“The President suggests that the right to worship and the right to evangelize and freely practice our faith are the same thing,” Jindal says. “They’re not, and they’re not what the First Amendment clearly protects: the freedom to practice our faith and protect our conscience, even if those activities don’t happen to occur inside the four walls of a church building. We have the right to practice our faith and protect our conscience no matter where we happen to be.”
In order to protect our freedom to exercise our deeply held religious beliefs, Jindal insists, “We must enshrine in our state laws strong legal protections for churches, religious organizations, and individual believers. No church or church-affiliated organization, or individual whose business is run in a manner consistent with their faith practices, should be required by the state to take steps in conflict with their religion.”
“We ought to obey God rather than men” (Acts 5:22-32).
Despite frequently being told by the Jewish leaders not to teach in the name of Jesus, the apostles did anyway. Regardless of whether they were persecuted, imprisoned, or punished, the apostles testified to the good news of Jesus Christ, for they felt deeply that it was their responsibility to witness to His truth. When they were brought before the high priests, the apostles said, “We ought to obey God rather than men.”
Of course, obedience to God does not occur solely in church (in one location) or on Sunday (on one day), but in every location, every day. It is impossible for the dedicated Christian not to live a life of faithful obedience in the public square.
Thankfully, in the United States of America, we are guaranteed the free exercise of religion. That means that we can obey God without fearing legal retribution. In most cases, we can be thankful that we don’t have the dilemma of obeying God rather than men. And that’s the ideal scenario — when man’s laws allow us to follow God’s laws.
But, as Gov. Jindal notes in his remarks, the time may soon come when individuals and businesses have to choose between following God’s law or man’s law.

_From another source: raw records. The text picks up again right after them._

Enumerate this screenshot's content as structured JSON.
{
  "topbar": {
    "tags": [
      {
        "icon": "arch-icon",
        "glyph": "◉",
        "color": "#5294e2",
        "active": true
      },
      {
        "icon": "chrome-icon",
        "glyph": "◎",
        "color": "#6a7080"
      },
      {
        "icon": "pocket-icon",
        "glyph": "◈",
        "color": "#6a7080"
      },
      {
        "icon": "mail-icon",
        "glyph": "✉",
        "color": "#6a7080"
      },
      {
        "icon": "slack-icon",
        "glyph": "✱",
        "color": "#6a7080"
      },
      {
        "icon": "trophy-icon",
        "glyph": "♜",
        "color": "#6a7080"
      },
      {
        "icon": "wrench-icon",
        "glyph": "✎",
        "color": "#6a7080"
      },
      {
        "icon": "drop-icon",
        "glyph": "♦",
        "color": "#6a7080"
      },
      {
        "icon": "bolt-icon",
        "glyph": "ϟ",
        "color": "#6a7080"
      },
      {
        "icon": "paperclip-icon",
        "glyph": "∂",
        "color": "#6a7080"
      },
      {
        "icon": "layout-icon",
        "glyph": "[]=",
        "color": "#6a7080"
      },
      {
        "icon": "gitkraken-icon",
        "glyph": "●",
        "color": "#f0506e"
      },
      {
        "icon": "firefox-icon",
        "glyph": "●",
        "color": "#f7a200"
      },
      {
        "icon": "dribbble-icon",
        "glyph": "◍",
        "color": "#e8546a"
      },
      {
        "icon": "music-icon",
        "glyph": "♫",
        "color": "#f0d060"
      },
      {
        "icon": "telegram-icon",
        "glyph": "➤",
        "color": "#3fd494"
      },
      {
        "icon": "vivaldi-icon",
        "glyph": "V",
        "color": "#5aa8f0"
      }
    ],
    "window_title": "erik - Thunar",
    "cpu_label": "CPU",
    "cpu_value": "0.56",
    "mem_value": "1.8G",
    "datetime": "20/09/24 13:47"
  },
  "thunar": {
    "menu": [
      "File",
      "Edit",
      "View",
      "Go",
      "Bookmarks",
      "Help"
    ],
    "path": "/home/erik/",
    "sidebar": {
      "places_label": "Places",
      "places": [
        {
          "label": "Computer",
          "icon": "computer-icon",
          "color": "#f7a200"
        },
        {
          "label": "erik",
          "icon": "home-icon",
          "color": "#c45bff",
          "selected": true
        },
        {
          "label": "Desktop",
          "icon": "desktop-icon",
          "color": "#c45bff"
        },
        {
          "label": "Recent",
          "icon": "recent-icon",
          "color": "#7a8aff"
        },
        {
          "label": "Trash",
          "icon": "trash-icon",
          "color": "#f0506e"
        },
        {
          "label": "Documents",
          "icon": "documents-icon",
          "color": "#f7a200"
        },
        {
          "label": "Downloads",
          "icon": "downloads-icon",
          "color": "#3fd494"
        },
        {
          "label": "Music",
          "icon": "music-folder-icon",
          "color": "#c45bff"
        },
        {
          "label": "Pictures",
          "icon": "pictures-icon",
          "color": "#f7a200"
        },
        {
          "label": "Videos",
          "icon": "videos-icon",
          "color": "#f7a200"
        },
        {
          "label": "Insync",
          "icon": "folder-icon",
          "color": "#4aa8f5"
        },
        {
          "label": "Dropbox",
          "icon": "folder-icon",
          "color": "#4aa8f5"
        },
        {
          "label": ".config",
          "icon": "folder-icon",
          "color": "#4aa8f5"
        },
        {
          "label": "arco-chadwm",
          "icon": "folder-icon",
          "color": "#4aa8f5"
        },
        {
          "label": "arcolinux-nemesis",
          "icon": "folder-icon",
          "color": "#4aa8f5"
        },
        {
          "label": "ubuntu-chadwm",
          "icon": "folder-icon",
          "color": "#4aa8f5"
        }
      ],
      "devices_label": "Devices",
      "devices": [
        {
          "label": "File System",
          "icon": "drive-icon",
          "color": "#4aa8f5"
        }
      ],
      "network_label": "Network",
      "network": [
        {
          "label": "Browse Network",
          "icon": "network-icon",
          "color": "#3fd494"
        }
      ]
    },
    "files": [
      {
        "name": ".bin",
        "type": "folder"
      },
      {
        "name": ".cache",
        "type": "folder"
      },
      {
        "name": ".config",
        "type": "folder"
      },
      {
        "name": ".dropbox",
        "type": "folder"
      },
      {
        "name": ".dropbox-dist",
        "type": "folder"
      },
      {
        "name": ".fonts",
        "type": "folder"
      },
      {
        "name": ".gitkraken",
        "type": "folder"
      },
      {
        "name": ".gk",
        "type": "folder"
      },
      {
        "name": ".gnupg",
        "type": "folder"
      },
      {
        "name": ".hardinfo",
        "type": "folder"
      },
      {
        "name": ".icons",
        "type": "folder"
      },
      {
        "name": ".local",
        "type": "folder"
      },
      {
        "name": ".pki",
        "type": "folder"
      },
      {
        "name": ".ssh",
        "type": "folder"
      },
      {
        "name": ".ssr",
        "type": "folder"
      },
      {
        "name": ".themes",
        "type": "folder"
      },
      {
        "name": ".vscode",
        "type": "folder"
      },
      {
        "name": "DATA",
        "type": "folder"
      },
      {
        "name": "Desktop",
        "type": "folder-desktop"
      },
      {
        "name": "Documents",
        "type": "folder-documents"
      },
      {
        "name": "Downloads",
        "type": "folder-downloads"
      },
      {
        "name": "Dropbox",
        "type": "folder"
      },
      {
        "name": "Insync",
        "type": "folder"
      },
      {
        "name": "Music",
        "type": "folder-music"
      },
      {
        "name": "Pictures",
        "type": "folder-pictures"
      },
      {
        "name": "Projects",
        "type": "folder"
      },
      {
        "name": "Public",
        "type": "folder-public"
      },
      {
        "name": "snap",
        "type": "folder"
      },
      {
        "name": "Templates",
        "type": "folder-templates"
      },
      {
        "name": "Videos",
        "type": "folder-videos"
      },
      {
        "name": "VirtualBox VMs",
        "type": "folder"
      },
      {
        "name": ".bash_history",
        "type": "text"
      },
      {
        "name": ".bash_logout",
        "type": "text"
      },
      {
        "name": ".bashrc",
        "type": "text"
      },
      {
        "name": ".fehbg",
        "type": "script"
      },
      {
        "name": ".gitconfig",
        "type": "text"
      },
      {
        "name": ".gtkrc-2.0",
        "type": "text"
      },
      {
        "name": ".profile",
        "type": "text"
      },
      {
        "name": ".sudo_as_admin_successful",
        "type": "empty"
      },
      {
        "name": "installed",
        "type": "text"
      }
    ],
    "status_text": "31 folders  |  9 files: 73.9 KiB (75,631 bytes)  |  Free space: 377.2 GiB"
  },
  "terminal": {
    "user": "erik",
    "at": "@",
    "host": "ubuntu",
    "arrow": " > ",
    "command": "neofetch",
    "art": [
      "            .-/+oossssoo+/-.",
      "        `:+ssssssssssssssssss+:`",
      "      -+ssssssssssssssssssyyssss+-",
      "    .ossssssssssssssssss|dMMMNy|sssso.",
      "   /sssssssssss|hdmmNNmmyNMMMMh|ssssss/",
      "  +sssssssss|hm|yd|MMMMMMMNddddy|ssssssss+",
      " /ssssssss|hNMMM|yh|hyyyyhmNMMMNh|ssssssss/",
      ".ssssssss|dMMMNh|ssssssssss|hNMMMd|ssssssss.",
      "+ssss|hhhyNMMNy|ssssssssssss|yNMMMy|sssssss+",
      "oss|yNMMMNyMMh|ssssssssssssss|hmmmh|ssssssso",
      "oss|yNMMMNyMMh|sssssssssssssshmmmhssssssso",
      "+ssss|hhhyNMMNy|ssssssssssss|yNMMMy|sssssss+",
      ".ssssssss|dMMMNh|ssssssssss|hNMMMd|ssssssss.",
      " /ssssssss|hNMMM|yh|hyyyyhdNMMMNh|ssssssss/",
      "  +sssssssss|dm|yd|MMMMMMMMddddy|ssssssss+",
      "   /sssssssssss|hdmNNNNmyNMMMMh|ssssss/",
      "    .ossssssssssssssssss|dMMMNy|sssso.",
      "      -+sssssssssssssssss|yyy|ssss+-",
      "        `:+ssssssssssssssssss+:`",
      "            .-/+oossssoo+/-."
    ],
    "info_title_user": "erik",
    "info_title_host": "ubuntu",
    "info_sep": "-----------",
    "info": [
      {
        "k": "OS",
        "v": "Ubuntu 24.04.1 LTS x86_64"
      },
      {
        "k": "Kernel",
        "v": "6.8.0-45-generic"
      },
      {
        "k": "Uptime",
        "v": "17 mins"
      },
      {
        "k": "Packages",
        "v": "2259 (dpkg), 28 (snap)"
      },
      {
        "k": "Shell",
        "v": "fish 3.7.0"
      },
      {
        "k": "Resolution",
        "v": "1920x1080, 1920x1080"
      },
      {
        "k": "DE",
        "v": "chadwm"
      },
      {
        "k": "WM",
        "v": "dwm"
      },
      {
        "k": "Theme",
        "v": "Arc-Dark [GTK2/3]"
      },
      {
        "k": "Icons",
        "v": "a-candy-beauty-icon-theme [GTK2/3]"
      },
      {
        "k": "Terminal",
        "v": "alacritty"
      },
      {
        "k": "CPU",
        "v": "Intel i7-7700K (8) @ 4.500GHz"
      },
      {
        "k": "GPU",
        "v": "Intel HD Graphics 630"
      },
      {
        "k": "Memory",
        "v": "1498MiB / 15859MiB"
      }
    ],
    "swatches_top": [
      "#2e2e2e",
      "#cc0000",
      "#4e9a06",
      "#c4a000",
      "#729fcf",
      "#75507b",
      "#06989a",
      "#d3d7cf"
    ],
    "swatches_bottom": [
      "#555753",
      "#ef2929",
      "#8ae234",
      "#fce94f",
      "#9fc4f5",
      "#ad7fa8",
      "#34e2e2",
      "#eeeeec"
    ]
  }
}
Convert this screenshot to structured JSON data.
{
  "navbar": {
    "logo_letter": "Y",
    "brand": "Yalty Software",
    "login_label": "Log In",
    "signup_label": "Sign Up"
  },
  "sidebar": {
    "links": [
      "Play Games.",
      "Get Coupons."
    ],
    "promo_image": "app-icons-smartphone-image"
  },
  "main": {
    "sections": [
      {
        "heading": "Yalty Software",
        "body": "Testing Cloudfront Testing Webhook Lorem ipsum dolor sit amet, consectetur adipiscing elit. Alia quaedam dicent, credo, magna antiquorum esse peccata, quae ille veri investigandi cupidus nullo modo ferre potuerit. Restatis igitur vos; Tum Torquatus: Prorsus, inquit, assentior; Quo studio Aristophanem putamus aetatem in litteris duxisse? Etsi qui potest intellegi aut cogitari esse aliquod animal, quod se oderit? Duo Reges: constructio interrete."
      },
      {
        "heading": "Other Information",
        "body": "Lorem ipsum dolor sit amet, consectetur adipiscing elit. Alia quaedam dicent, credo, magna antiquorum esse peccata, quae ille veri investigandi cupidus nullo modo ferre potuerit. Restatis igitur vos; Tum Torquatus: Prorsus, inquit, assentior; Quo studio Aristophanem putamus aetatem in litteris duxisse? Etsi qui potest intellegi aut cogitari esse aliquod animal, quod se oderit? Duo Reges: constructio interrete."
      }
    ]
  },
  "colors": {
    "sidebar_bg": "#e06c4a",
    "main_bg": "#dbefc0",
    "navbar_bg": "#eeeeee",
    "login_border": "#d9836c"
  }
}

Just as Martin Luther King Jr. wrote in his Letter From Birmingham Jail that he is obligated to obey the eternal law of God rather than the law of men, so we too ought to abide by the higher law in all circumstances.
Still, for our sake and the sake of our children, we should actively seek to protect the free exercise of religion that allows the faithful to live freely, with dignity and without the fear of public retaliation.